The tattered skin was too far gone, though.
“We have to do something.” I wanted to put my hands on Nim and comfort him, but I was afraid it would cause him more pain.
“We can save him,” said Zander, slowly, not taking his eyes off Nim.
“Absolutely not.” Blayde glared at him. “It’s too dangerous, we still don’t know if—”
“I did this,” Zander snapped. “Me. I convinced you he would be safe, and I jumped us to this… place. I have to save him.”
“But we don’t know the long-term effects.” Blayde reached for his arm. He pulled it away quickly. “Zander, we can’t do this. It isn’t safe.”
“We have to.”
He looked up at me, as if asking for permission. I shuddered. I hadn’t been following their conversation, not as closely as I should have been. My mind zoned out as soon as the possibility of Nim being saved was put on the table.
“Do what you have to, Zander,” I said, “Please. Save Nim. He has to live.”
He nodded slowly, once, twice. His eyes returned to Blayde, and she shook her head.
“He’s in my care,” he said. “It’s my decision.”
“Then he’s your responsibility. Whatever happens, you will be held accountable.”
“Of course.” Zander looked down at Nim, delicately placing the skin where it should be. Nim didn’t react. I don’t think he even knew we were there.
“But … what are you going to do?” I asked, my voice coming out in a faint squeak.
“I’m going to donate some blood.”
What was I even supposed to understand about that? Was it supposed to somehow reassure me? Was he really saying what I thought he was saying? I wanted to call out and tell him no, that it was wrong, that Blayde was right; they didn’t know what it could do to a person.
But this was Nim. He had to live. The universe was screaming it at me from every direction, as if it needed the boy alive at all costs. Though maybe it was the guilt gnawing at my stomach.
“What can I do to help?” I asked.
Blayde rifled through the duffel bag, and to my surprise, she pulled out a tiny first aid kit that definitely wasn’t mine. From inside, she retrieved a bright yellow syringe, handing it to me. I hesitated, my hand hovering over the device, fingers trembling at the knowledge of what was to come.

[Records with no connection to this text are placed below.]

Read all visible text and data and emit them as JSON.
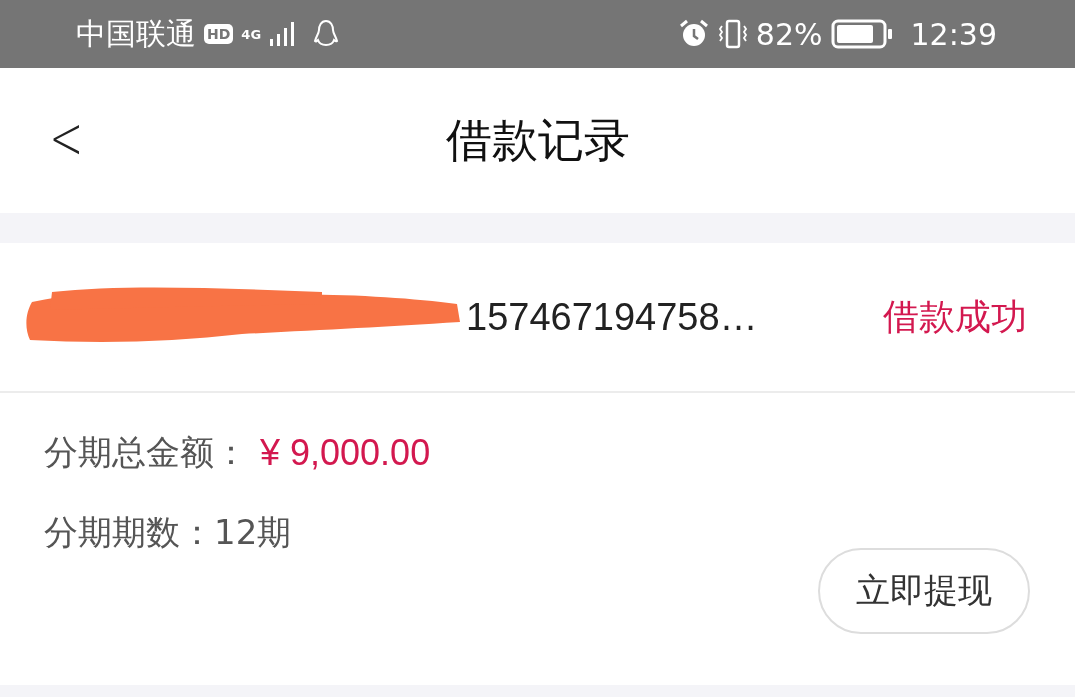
{
  "status_bar": {
    "carrier": "中国联通",
    "hd_badge": "HD",
    "network": "4G",
    "battery_percent": "82%",
    "time": "12:39"
  },
  "header": {
    "back": "<",
    "title": "借款记录"
  },
  "record": {
    "order_number": "157467194758…",
    "status": "借款成功",
    "total_label": "分期总金额：",
    "total_amount": "¥ 9,000.00",
    "periods_label": "分期期数：",
    "periods_value": "12期",
    "action": "立即提现"
  }
}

Zander nodded. With one hand cradled under Nim’s head, he outstretched the other arm, holding it out so I could pull his blood from the bulging vein. I looked down at the syringe, the arm, and my friend Nim dying on the floor.
“Remember, you’re not going to hurt me,” said Zander, his voice low and casual despite how serious the situation was.

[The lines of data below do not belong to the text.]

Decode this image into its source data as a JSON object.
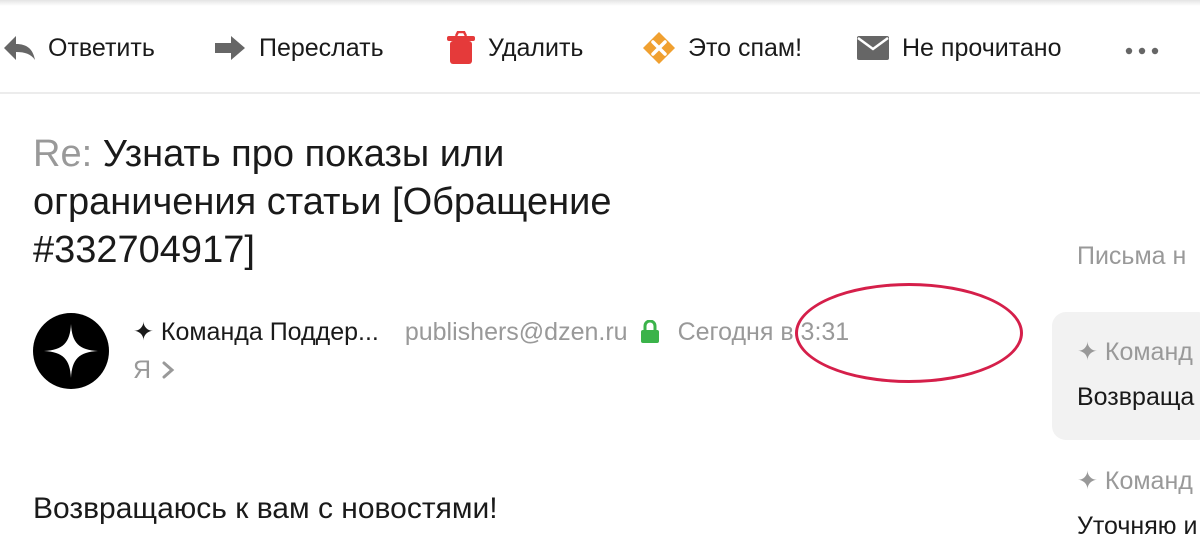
{
  "toolbar": {
    "reply": {
      "label": "Ответить",
      "icon": "reply-arrow-icon"
    },
    "forward": {
      "label": "Переслать",
      "icon": "forward-arrow-icon"
    },
    "delete": {
      "label": "Удалить",
      "icon": "trash-icon",
      "color": "#e53a3a"
    },
    "spam": {
      "label": "Это спам!",
      "icon": "spam-x-icon",
      "color": "#f0a030"
    },
    "unread": {
      "label": "Не прочитано",
      "icon": "envelope-icon"
    },
    "more": {
      "icon": "more-dots-icon"
    }
  },
  "message": {
    "subject_prefix": "Re:",
    "subject": "Узнать про показы или ограничения статьи [Обращение #332704917]",
    "sender_name": "✦ Команда Поддер...",
    "sender_email": "publishers@dzen.ru",
    "date": "Сегодня в 3:31",
    "recipient": "Я",
    "body_first_line": "Возвращаюсь к вам с новостями!"
  },
  "thread": {
    "heading": "Письма н",
    "items": [
      {
        "sender": "✦ Команд",
        "snippet": "Возвраща"
      },
      {
        "sender": "✦ Команд",
        "snippet": "Уточняю и"
      }
    ]
  },
  "colors": {
    "annotation": "#d51f4a",
    "lock": "#3bb34a",
    "muted_text": "#999999"
  }
}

“I know.” I stuck the needle into his arm and drew out the warm crimson liquid, trying to keep my trembling hands steady.
He took the syringe from me then, his hand touching mine for an instant, filling them with warmth the same way that door had. He looked up at his sister. “I know you don’t approve, but please. Take his feet. I’ll owe you one.”
She said nothing, but crouched down and clasped Nim’s calves, holding them in a vice-like grip.
“Sally, you hold his head steady,” he said. “Don’t let him move.”
I clutched Nim’s head, my hands clammy against his bald scalp. Tiny hairs were growing there now, prickling my palms.
Zander drove the syringe into Nim’s chest, but it was too late. He was dead. And it was my fault.
The three of us knew it was over, but no one dared say a word. My hands trembled as they clasped Nim’s head. His skin was so pale, even under the torchlight. Nimien had stopped breathing, and by the look of it, he wasn’t going to start again.
“Nim?” I stammered, brushing the sweat from his brow.
I knew he couldn’t answer, but I wanted to hear his voice again. I wanted to hear the excitement he had been bubbling with when we promised to take him away from that ship. The same excitement I’d had when I was invited to see the universe.
But I would never hear it again.
Nimien was dead. Until, out of nowhere, his back arched.
Excited to see what happens next? Make sure to preorder your copy right here. Every preorder may claim their own gorgeous print of Sally as the goddess Selena, which I will personally mail to you with some other goodies. And don’t forget to check out Mad On Reading tomorrow for the next stop on the blog tour!